Achieving this goal will be challenging and will require an organization well positioned for managing expansion, very careful strategic planning, targeted hiring of scientific talent and new space for experimental science at SLAC. SLAC and Photon Science leadership believed that the current organization of the Photon Science Directorate with the SIMES and PULSE joint institutes was too constraining to accomplish the objectives needed to achieve the target future growth. Further, the existing structure does not offer optimal alignment with current and especially future stakeholder interests.
After considerable discussion internally, with DOE, and review by Stanford's Scientific Policy Committee in May, we will reorganize the SLAC Photon Science Directorate into a new divisional structure. Initially, there will be two divisions—Chemical Sciences and Material Sciences. Our transition into this new structure is already underway and will be complete by the end of this fiscal year. The new divisional structure offers a natural way to align our current science portfolio in PULSE and SIMES with the Divisions of Materials Sciences and Engineering and Division of Chemical Sciences, Geosciences and Biosciences at DOE-BES.
Further, the divisional structure provides the framework for future diversification and growth in new directions. We see opportunities for expansion that could bring new DOE-funded research to SLAC, especially in the areas biosciences, advanced scientific computing and fusion energy sciences. Along with this will come increased opportunities for funding from other agencies such as the National Institutes of Health and National Science Foundation, which will further enhance core research capabilities that we have chosen to develop. We will retain the institutes/centers to focus in selected areas where a coherent approach enhances cross-disciplinary science and further strengthens and develops our connections to departments and research on the main Stanford campus. In a future SLAC Today article, I will describe the new organizational structure and associated organizational chart, the context of the institutes, and more specific plans for future development.

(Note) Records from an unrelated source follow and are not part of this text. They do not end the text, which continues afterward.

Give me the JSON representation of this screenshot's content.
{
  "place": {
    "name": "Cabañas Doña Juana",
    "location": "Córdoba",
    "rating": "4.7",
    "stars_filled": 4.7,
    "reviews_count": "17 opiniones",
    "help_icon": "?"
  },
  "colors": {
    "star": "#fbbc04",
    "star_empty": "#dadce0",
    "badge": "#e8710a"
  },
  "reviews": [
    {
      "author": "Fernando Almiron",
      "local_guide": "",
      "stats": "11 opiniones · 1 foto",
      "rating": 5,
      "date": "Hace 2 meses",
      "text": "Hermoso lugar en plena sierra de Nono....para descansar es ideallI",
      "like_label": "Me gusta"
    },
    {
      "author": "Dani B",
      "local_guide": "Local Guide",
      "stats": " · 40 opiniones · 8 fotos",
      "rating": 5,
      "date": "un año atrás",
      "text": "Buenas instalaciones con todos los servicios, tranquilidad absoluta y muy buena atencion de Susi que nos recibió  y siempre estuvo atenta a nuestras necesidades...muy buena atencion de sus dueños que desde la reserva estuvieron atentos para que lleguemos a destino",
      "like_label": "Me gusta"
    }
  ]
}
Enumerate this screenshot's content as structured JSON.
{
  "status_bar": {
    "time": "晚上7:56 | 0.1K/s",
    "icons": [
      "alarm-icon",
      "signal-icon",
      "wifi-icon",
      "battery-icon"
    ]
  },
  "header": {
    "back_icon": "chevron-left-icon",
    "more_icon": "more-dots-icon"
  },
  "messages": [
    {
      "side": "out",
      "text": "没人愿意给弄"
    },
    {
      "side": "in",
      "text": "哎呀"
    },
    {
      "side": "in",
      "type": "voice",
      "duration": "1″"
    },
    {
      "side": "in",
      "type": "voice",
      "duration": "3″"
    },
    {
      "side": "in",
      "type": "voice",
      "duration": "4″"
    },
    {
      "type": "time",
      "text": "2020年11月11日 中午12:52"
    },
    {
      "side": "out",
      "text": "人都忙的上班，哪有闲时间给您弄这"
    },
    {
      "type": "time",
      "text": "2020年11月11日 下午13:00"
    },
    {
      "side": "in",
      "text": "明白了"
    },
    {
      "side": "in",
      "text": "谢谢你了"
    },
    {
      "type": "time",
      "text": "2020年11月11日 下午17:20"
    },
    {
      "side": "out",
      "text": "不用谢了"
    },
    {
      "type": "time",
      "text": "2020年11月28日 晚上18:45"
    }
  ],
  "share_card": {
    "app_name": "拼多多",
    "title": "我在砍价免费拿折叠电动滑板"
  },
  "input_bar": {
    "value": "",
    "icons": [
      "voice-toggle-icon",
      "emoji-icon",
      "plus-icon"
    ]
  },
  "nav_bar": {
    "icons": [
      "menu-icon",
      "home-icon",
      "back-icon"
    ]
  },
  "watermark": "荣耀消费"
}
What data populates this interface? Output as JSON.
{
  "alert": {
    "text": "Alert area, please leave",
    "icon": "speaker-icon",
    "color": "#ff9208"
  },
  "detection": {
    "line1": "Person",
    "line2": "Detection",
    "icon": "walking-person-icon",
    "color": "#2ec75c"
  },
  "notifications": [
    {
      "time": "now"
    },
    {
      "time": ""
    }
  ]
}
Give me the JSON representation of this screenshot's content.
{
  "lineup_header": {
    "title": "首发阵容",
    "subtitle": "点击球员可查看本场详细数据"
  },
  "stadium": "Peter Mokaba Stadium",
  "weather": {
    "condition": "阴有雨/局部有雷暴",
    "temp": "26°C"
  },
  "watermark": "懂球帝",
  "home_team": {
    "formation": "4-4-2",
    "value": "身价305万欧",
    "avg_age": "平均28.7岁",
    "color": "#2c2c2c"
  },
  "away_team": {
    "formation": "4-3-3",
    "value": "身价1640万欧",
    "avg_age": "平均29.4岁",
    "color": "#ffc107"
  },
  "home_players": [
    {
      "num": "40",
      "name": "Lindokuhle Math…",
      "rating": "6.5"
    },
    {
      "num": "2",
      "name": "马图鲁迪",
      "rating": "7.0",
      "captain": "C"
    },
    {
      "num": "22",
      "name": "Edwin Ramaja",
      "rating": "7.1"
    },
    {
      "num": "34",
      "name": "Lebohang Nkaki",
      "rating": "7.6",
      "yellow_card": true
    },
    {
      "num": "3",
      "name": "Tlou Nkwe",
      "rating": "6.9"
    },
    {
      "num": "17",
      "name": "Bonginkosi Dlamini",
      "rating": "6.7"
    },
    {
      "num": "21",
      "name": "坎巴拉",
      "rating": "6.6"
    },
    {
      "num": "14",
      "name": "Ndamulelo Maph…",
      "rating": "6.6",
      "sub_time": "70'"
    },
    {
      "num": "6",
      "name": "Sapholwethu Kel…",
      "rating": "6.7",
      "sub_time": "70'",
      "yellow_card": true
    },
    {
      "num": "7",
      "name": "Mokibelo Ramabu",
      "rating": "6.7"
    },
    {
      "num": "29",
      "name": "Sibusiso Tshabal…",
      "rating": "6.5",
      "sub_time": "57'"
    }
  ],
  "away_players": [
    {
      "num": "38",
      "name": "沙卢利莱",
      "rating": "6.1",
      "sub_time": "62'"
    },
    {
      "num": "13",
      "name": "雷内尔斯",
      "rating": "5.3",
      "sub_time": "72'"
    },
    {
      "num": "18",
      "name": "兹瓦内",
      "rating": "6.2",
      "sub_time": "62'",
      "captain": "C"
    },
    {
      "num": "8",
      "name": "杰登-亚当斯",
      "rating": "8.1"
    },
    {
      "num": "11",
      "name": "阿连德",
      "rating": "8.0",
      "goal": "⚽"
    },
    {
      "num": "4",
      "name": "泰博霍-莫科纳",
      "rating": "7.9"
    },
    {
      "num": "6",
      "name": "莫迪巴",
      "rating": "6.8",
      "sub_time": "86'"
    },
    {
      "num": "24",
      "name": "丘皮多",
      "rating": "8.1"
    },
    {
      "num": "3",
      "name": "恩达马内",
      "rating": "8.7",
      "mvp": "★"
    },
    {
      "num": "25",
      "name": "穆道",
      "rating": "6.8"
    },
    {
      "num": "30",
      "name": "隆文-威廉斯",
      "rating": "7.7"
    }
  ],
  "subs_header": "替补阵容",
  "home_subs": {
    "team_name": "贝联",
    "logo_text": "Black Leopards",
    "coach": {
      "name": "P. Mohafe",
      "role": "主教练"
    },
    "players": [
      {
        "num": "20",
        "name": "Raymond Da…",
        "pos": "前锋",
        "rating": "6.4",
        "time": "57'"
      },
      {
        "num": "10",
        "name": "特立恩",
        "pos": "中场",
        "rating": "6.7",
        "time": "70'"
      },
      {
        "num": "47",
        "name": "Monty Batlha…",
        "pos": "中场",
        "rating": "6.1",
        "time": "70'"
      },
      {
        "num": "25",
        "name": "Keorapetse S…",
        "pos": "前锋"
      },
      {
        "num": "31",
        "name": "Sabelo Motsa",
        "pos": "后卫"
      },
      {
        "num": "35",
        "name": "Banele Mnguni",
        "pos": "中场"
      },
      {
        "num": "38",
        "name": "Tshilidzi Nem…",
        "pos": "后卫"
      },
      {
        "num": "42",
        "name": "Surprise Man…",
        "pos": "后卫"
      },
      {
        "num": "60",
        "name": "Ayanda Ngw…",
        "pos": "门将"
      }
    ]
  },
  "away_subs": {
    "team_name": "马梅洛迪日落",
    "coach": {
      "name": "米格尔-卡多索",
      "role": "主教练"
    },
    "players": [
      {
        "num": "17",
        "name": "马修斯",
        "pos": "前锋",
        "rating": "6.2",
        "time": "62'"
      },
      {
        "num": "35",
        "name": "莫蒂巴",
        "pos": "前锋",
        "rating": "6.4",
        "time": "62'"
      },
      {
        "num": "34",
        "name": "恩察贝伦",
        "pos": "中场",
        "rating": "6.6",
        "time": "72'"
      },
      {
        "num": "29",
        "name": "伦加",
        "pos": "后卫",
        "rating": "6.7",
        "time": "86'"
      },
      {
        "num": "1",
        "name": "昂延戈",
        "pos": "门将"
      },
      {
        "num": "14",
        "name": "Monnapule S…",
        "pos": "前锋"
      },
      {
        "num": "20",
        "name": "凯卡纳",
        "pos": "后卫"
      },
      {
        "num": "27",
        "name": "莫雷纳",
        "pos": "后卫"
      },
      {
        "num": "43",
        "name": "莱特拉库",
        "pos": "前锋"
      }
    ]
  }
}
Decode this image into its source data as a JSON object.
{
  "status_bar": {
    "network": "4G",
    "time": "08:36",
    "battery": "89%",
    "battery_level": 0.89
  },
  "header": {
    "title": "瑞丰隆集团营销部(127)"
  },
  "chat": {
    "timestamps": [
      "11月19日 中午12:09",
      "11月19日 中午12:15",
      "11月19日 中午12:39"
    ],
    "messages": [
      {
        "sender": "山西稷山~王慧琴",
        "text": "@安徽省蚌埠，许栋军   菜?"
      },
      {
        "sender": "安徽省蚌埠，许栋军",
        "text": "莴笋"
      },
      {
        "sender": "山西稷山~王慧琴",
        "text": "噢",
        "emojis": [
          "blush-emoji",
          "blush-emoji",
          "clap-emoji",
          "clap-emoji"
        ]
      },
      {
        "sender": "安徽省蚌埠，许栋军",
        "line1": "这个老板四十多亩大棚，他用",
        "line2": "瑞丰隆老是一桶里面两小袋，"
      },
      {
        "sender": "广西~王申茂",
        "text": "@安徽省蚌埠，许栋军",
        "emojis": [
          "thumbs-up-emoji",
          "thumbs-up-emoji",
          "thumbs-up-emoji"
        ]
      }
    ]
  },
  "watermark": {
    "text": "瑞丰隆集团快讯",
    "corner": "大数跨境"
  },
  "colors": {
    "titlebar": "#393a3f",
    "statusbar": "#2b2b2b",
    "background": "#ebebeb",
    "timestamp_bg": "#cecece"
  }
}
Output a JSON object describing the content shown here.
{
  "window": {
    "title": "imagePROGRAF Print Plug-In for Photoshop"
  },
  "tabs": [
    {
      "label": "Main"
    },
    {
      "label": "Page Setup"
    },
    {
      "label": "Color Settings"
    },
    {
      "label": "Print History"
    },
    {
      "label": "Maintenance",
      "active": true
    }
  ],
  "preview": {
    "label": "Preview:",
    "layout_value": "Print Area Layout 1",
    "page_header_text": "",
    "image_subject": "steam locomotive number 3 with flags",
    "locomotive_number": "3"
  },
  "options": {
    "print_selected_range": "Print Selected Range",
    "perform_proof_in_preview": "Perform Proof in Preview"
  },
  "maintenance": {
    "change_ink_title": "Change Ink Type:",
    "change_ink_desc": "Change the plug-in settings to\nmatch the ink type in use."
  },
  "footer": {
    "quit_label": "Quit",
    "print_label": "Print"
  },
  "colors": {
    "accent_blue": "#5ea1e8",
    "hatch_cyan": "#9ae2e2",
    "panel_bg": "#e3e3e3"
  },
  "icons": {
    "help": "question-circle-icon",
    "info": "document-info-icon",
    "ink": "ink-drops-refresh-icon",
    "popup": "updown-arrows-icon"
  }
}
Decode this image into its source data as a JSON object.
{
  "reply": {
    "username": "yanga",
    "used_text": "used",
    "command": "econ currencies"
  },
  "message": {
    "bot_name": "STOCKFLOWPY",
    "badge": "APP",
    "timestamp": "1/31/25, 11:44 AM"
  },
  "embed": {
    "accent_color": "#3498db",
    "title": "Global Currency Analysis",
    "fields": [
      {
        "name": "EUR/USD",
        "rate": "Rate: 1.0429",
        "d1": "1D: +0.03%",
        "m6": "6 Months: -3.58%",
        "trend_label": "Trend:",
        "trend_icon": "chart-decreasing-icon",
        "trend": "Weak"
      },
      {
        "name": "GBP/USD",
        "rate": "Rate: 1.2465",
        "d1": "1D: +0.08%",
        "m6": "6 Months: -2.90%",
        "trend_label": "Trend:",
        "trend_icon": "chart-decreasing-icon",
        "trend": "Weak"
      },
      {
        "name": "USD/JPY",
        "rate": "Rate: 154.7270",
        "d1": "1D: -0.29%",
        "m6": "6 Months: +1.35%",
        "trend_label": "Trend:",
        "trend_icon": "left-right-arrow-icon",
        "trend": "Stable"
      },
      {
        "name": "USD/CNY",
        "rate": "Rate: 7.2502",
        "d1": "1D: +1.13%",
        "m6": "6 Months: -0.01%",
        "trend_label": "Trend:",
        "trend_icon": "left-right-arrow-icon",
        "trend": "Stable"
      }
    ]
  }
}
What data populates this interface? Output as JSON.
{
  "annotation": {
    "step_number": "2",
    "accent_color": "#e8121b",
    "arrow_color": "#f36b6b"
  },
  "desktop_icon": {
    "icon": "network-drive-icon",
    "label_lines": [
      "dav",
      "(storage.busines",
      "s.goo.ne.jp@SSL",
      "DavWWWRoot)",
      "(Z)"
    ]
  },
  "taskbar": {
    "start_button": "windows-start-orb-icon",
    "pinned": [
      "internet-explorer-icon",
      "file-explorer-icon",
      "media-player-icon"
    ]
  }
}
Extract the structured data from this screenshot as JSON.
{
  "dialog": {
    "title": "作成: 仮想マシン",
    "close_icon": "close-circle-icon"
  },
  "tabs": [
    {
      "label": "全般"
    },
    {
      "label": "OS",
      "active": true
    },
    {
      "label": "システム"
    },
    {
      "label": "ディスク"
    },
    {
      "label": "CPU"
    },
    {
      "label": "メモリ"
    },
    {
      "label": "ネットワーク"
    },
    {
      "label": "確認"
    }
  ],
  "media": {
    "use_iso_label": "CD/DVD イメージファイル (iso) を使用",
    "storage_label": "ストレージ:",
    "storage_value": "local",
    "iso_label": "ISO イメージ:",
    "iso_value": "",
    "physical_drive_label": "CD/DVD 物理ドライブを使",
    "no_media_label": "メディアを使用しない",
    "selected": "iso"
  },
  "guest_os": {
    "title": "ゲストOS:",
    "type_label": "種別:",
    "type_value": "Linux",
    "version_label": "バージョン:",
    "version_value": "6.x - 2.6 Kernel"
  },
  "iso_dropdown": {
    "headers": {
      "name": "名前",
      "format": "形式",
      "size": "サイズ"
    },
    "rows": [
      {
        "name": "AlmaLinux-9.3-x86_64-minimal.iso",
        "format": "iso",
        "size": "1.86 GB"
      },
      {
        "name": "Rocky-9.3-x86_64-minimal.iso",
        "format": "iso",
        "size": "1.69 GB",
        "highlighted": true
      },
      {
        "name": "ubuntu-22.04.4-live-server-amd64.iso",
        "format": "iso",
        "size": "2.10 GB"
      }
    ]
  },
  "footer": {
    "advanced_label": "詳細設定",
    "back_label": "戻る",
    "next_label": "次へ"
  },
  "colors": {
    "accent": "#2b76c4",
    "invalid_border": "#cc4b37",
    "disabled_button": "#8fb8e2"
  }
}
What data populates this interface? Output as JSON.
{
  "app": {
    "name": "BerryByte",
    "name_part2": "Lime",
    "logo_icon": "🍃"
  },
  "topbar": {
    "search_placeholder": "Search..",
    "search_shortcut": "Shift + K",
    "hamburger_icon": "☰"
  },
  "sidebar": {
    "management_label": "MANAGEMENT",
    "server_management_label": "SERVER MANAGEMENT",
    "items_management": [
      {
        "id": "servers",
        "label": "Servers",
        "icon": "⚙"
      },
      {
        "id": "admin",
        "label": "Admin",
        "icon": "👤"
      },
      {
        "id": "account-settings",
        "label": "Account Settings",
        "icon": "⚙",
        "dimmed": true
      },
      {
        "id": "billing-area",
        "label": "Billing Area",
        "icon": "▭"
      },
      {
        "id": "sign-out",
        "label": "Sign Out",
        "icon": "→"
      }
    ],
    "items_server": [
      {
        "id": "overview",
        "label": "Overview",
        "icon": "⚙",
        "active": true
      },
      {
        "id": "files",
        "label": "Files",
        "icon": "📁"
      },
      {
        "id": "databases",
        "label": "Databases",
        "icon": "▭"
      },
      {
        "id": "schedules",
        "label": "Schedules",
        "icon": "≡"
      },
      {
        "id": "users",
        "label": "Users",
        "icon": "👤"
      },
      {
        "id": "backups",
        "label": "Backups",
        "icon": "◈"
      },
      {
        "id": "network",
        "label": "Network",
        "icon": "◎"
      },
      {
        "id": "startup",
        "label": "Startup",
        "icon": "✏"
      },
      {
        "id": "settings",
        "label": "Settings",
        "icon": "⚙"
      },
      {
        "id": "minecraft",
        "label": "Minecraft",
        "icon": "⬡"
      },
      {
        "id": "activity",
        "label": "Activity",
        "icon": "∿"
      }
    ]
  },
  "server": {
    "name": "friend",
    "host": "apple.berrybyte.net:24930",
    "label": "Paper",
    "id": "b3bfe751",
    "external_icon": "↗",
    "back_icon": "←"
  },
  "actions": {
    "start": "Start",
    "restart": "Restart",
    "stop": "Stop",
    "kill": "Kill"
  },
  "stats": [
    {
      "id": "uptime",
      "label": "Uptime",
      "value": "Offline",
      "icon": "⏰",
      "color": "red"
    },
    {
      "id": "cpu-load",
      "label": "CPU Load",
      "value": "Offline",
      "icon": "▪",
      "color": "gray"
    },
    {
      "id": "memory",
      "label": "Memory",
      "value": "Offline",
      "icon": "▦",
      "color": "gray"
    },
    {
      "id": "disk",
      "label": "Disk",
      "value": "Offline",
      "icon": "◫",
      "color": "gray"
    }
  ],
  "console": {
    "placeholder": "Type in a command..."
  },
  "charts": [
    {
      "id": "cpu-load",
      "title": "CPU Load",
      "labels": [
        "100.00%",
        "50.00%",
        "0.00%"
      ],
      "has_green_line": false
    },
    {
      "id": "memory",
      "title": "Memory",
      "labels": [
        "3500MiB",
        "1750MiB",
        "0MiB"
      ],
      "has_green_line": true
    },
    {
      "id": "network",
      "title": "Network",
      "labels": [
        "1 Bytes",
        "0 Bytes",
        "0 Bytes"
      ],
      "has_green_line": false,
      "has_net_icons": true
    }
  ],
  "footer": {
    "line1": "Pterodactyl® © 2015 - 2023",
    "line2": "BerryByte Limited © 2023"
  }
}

The words of physicist Robert Oppenheimer offer an inspiration for Photon Science in the future, "See things not as they are, but as they might be." We can capitalize on remarkable opportunities at SLAC, in strong partnership with Stanford and our other national laboratory and university partners, to develop a competitive performing research portfolio, delivering solutions in areas of some of the nation's most pressing problems in energy, the environment and human health.